The data is to be reproduced in full and without error.

Web page and app entries
· · ·

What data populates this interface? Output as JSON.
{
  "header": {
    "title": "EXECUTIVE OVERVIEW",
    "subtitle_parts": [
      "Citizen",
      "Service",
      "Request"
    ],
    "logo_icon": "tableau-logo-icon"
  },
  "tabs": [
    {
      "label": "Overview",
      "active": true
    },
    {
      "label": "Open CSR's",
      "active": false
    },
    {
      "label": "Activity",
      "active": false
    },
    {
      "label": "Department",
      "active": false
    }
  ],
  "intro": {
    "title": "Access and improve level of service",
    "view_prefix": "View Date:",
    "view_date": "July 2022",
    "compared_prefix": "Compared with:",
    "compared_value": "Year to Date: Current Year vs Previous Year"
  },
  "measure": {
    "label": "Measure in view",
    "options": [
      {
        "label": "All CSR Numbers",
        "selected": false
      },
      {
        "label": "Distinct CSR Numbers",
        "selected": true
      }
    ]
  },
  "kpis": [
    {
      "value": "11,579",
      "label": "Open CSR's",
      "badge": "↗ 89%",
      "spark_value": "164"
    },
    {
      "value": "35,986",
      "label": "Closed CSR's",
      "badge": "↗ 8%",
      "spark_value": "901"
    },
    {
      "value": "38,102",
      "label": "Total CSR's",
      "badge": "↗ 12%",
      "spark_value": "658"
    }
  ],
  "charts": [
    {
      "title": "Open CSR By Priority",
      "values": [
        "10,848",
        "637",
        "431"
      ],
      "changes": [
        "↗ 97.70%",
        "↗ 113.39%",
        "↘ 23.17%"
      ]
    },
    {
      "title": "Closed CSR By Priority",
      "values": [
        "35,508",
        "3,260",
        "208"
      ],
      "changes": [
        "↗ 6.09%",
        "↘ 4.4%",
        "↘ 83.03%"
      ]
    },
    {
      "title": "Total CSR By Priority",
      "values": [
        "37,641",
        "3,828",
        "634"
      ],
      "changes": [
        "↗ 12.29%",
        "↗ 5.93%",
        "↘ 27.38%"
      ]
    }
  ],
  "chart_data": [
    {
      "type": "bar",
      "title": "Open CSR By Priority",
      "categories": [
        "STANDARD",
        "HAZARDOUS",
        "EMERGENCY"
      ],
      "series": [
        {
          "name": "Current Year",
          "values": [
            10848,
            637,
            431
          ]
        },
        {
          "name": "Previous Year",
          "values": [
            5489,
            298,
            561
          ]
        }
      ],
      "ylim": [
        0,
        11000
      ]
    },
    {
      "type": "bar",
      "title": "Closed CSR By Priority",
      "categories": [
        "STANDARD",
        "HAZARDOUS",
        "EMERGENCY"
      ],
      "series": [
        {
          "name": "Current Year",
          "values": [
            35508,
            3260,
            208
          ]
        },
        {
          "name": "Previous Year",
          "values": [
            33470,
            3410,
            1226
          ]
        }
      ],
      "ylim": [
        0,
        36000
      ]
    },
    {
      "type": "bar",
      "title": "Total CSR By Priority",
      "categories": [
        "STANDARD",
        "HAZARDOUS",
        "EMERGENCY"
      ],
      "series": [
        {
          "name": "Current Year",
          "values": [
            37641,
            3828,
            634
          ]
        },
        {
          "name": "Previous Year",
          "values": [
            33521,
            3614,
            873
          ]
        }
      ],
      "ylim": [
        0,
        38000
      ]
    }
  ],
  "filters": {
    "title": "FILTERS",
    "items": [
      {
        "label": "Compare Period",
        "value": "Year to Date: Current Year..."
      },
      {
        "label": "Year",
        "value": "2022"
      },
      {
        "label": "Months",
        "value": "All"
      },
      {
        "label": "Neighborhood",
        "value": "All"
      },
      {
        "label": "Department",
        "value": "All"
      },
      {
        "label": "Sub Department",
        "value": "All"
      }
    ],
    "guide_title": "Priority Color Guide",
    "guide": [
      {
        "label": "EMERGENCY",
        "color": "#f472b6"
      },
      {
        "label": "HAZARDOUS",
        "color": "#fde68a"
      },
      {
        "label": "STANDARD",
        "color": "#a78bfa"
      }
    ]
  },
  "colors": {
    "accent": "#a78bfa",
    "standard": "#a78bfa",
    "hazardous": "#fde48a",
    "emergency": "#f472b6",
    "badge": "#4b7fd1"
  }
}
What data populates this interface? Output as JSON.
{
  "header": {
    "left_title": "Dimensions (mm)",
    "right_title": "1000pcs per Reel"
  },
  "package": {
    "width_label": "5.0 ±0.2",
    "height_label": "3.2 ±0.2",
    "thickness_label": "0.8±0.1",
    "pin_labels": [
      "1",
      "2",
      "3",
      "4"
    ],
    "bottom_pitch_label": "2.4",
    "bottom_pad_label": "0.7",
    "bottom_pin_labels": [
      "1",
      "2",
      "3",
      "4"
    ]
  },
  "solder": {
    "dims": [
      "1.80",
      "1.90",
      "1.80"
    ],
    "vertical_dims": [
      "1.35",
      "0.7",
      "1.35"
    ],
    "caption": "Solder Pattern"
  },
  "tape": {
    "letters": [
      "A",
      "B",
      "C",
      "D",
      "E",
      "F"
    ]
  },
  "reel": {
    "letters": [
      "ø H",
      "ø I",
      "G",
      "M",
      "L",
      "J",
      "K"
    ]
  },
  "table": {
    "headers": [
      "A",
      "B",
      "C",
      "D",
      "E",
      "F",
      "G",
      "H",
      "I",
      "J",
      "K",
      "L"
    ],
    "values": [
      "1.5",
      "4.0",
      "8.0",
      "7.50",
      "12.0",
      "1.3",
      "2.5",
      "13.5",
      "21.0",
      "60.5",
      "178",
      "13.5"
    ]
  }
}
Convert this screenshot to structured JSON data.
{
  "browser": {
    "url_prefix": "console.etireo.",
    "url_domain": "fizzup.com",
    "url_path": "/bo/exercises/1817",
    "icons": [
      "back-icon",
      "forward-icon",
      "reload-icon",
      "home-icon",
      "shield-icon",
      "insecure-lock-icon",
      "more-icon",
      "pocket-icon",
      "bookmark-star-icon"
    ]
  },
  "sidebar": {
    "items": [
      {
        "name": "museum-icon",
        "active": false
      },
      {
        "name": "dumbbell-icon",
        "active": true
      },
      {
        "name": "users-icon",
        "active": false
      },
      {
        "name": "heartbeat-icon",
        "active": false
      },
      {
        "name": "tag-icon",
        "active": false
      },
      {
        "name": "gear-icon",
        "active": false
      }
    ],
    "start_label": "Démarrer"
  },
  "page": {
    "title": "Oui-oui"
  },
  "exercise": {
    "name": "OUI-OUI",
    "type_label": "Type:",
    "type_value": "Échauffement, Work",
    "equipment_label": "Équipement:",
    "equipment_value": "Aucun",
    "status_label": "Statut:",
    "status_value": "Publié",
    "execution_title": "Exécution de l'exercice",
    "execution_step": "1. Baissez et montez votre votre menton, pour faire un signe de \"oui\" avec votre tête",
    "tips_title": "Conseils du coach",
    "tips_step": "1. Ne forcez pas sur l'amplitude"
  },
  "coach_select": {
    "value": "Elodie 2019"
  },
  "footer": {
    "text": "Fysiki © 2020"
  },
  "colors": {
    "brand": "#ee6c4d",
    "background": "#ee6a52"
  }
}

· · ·

> **Written answer**:
What data populates this interface? Output as JSON.
{
  "header": {
    "title": "EXECUTIVE OVERVIEW",
    "subtitle_parts": [
      "Citizen",
      "Service",
      "Request"
    ],
    "logo_icon": "tableau-logo-icon"
  },
  "tabs": [
    {
      "label": "Overview",
      "active": true
    },
    {
      "label": "Open CSR's",
      "active": false
    },
    {
      "label": "Activity",
      "active": false
    },
    {
      "label": "Department",
      "active": false
    }
  ],
  "intro": {
    "title": "Access and improve level of service",
    "view_prefix": "View Date:",
    "view_date": "July 2022",
    "compared_prefix": "Compared with:",
    "compared_value": "Year to Date: Current Year vs Previous Year"
  },
  "measure": {
    "label": "Measure in view",
    "options": [
      {
        "label": "All CSR Numbers",
        "selected": false
      },
      {
        "label": "Distinct CSR Numbers",
        "selected": true
      }
    ]
  },
  "kpis": [
    {
      "value": "11,579",
      "label": "Open CSR's",
      "badge": "↗ 89%",
      "spark_value": "164"
    },
    {
      "value": "35,986",
      "label": "Closed CSR's",
      "badge": "↗ 8%",
      "spark_value": "901"
    },
    {
      "value": "38,102",
      "label": "Total CSR's",
      "badge": "↗ 12%",
      "spark_value": "658"
    }
  ],
  "charts": [
    {
      "title": "Open CSR By Priority",
      "values": [
        "10,848",
        "637",
        "431"
      ],
      "changes": [
        "↗ 97.70%",
        "↗ 113.39%",
        "↘ 23.17%"
      ]
    },
    {
      "title": "Closed CSR By Priority",
      "values": [
        "35,508",
        "3,260",
        "208"
      ],
      "changes": [
        "↗ 6.09%",
        "↘ 4.4%",
        "↘ 83.03%"
      ]
    },
    {
      "title": "Total CSR By Priority",
      "values": [
        "37,641",
        "3,828",
        "634"
      ],
      "changes": [
        "↗ 12.29%",
        "↗ 5.93%",
        "↘ 27.38%"
      ]
    }
  ],
  "chart_data": [
    {
      "type": "bar",
      "title": "Open CSR By Priority",
      "categories": [
        "STANDARD",
        "HAZARDOUS",
        "EMERGENCY"
      ],
      "series": [
        {
          "name": "Current Year",
          "values": [
            10848,
            637,
            431
          ]
        },
        {
          "name": "Previous Year",
          "values": [
            5489,
            298,
            561
          ]
        }
      ],
      "ylim": [
        0,
        11000
      ]
    },
    {
      "type": "bar",
      "title": "Closed CSR By Priority",
      "categories": [
        "STANDARD",
        "HAZARDOUS",
        "EMERGENCY"
      ],
      "series": [
        {
          "name": "Current Year",
          "values": [
            35508,
            3260,
            208
          ]
        },
        {
          "name": "Previous Year",
          "values": [
            33470,
            3410,
            1226
          ]
        }
      ],
      "ylim": [
        0,
        36000
      ]
    },
    {
      "type": "bar",
      "title": "Total CSR By Priority",
      "categories": [
        "STANDARD",
        "HAZARDOUS",
        "EMERGENCY"
      ],
      "series": [
        {
          "name": "Current Year",
          "values": [
            37641,
            3828,
            634
          ]
        },
        {
          "name": "Previous Year",
          "values": [
            33521,
            3614,
            873
          ]
        }
      ],
      "ylim": [
        0,
        38000
      ]
    }
  ],
  "filters": {
    "title": "FILTERS",
    "items": [
      {
        "label": "Compare Period",
        "value": "Year to Date: Current Year..."
      },
      {
        "label": "Year",
        "value": "2022"
      },
      {
        "label": "Months",
        "value": "All"
      },
      {
        "label": "Neighborhood",
        "value": "All"
      },
      {
        "label": "Department",
        "value": "All"
      },
      {
        "label": "Sub Department",
        "value": "All"
      }
    ],
    "guide_title": "Priority Color Guide",
    "guide": [
      {
        "label": "EMERGENCY",
        "color": "#f472b6"
      },
      {
        "label": "HAZARDOUS",
        "color": "#fde68a"
      },
      {
        "label": "STANDARD",
        "color": "#a78bfa"
      }
    ]
  },
  "colors": {
    "accent": "#a78bfa",
    "standard": "#a78bfa",
    "hazardous": "#fde48a",
    "emergency": "#f472b6",
    "badge": "#4b7fd1"
  }
}
What data populates this interface? Output as JSON.
{
  "header": {
    "left_title": "Dimensions (mm)",
    "right_title": "1000pcs per Reel"
  },
  "package": {
    "width_label": "5.0 ±0.2",
    "height_label": "3.2 ±0.2",
    "thickness_label": "0.8±0.1",
    "pin_labels": [
      "1",
      "2",
      "3",
      "4"
    ],
    "bottom_pitch_label": "2.4",
    "bottom_pad_label": "0.7",
    "bottom_pin_labels": [
      "1",
      "2",
      "3",
      "4"
    ]
  },
  "solder": {
    "dims": [
      "1.80",
      "1.90",
      "1.80"
    ],
    "vertical_dims": [
      "1.35",
      "0.7",
      "1.35"
    ],
    "caption": "Solder Pattern"
  },
  "tape": {
    "letters": [
      "A",
      "B",
      "C",
      "D",
      "E",
      "F"
    ]
  },
  "reel": {
    "letters": [
      "ø H",
      "ø I",
      "G",
      "M",
      "L",
      "J",
      "K"
    ]
  },
  "table": {
    "headers": [
      "A",
      "B",
      "C",
      "D",
      "E",
      "F",
      "G",
      "H",
      "I",
      "J",
      "K",
      "L"
    ],
    "values": [
      "1.5",
      "4.0",
      "8.0",
      "7.50",
      "12.0",
      "1.3",
      "2.5",
      "13.5",
      "21.0",
      "60.5",
      "178",
      "13.5"
    ]
  }
}
Convert this screenshot to structured JSON data.
{
  "browser": {
    "url_prefix": "console.etireo.",
    "url_domain": "fizzup.com",
    "url_path": "/bo/exercises/1817",
    "icons": [
      "back-icon",
      "forward-icon",
      "reload-icon",
      "home-icon",
      "shield-icon",
      "insecure-lock-icon",
      "more-icon",
      "pocket-icon",
      "bookmark-star-icon"
    ]
  },
  "sidebar": {
    "items": [
      {
        "name": "museum-icon",
        "active": false
      },
      {
        "name": "dumbbell-icon",
        "active": true
      },
      {
        "name": "users-icon",
        "active": false
      },
      {
        "name": "heartbeat-icon",
        "active": false
      },
      {
        "name": "tag-icon",
        "active": false
      },
      {
        "name": "gear-icon",
        "active": false
      }
    ],
    "start_label": "Démarrer"
  },
  "page": {
    "title": "Oui-oui"
  },
  "exercise": {
    "name": "OUI-OUI",
    "type_label": "Type:",
    "type_value": "Échauffement, Work",
    "equipment_label": "Équipement:",
    "equipment_value": "Aucun",
    "status_label": "Statut:",
    "status_value": "Publié",
    "execution_title": "Exécution de l'exercice",
    "execution_step": "1. Baissez et montez votre votre menton, pour faire un signe de \"oui\" avec votre tête",
    "tips_title": "Conseils du coach",
    "tips_step": "1. Ne forcez pas sur l'amplitude"
  },
  "coach_select": {
    "value": "Elodie 2019"
  },
  "footer": {
    "text": "Fysiki © 2020"
  },
  "colors": {
    "brand": "#ee6c4d",
    "background": "#ee6a52"
  }
}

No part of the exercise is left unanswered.